Phthalates are plasticizers, chemicals that make our pipes more flexible and our upholstery more comfortable.
But phthalates are also one of about 70 suspected endocrine-disrupting chemicals (EDCs) present in products ranging from makeup to detergents to children's toys. EDCs are now present in the bodies of every man, woman, child and fetus in the United States.
Pioneer zoologist Theo Colborn, in her book Our Stolen Future, reported countless examples of reproductive disorders among wildlife. Colborn traced the disorders to chemical exposure, and suggested that EDCs profoundly affect the endocrine system by mimicking natural hormones and blocking their uptake to the receptor sites.
This can disrupt everything from development and behavior to reproduction and immunity.

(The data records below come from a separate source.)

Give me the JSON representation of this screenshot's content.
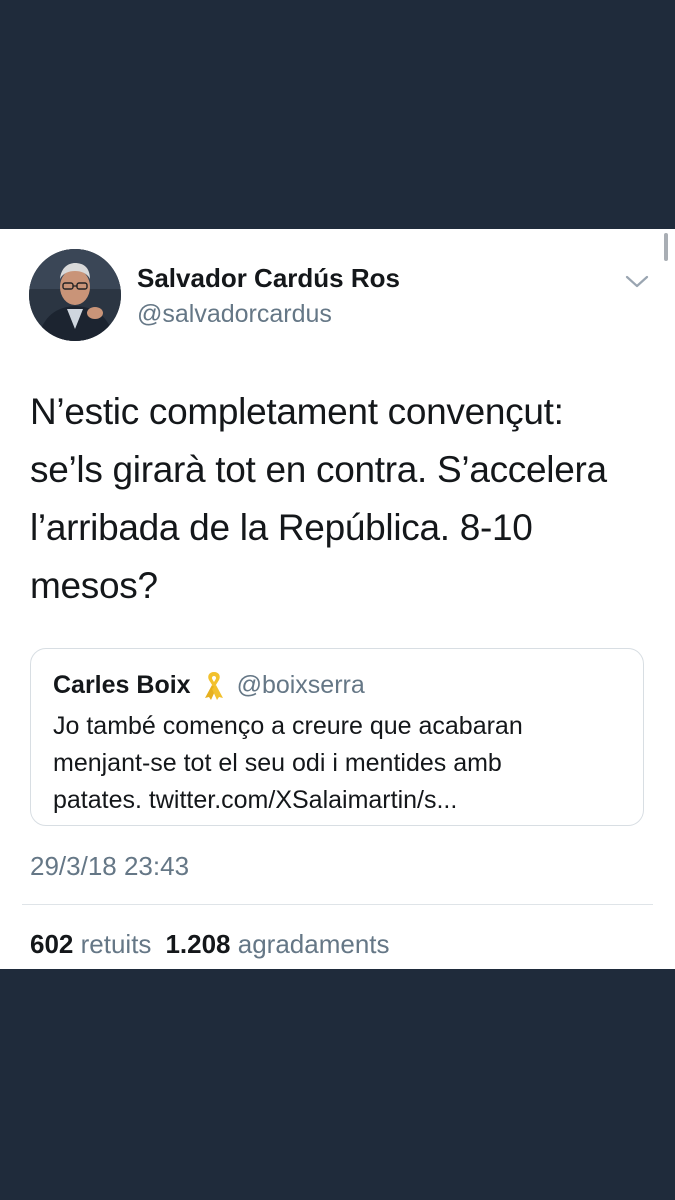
{
  "tweet": {
    "author_name": "Salvador Cardús Ros",
    "author_handle": "@salvadorcardus",
    "text_lines": [
      "N’estic completament convençut:",
      "se’ls girarà tot en contra. S’accelera",
      "l’arribada de la República. 8-10",
      "mesos?"
    ],
    "timestamp": "29/3/18 23:43",
    "retweets_count": "602",
    "retweets_label": "retuits",
    "likes_count": "1.208",
    "likes_label": "agradaments"
  },
  "quoted_tweet": {
    "author_name": "Carles Boix",
    "badge_icon": "yellow-ribbon-icon",
    "author_handle": "@boixserra",
    "text_lines": [
      "Jo també començo a creure que acabaran",
      "menjant-se tot el seu odi i mentides amb",
      "patates. twitter.com/XSalaimartin/s..."
    ]
  },
  "icons": {
    "menu": "chevron-down-icon"
  },
  "colors": {
    "background": "#1f2b3b",
    "card": "#ffffff",
    "primary_text": "#14171a",
    "secondary_text": "#657786",
    "ribbon": "#f2c12e"
  }
}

Even the tiniest hormone variation at certain critical points in fetal development can affect a child's future health. Two years ago, a study showed that pregnant women with higher urine concentrations of phthalates were more likely to give birth to sons with incomplete male genital development, a disorder that previously had been seen only in lab rats.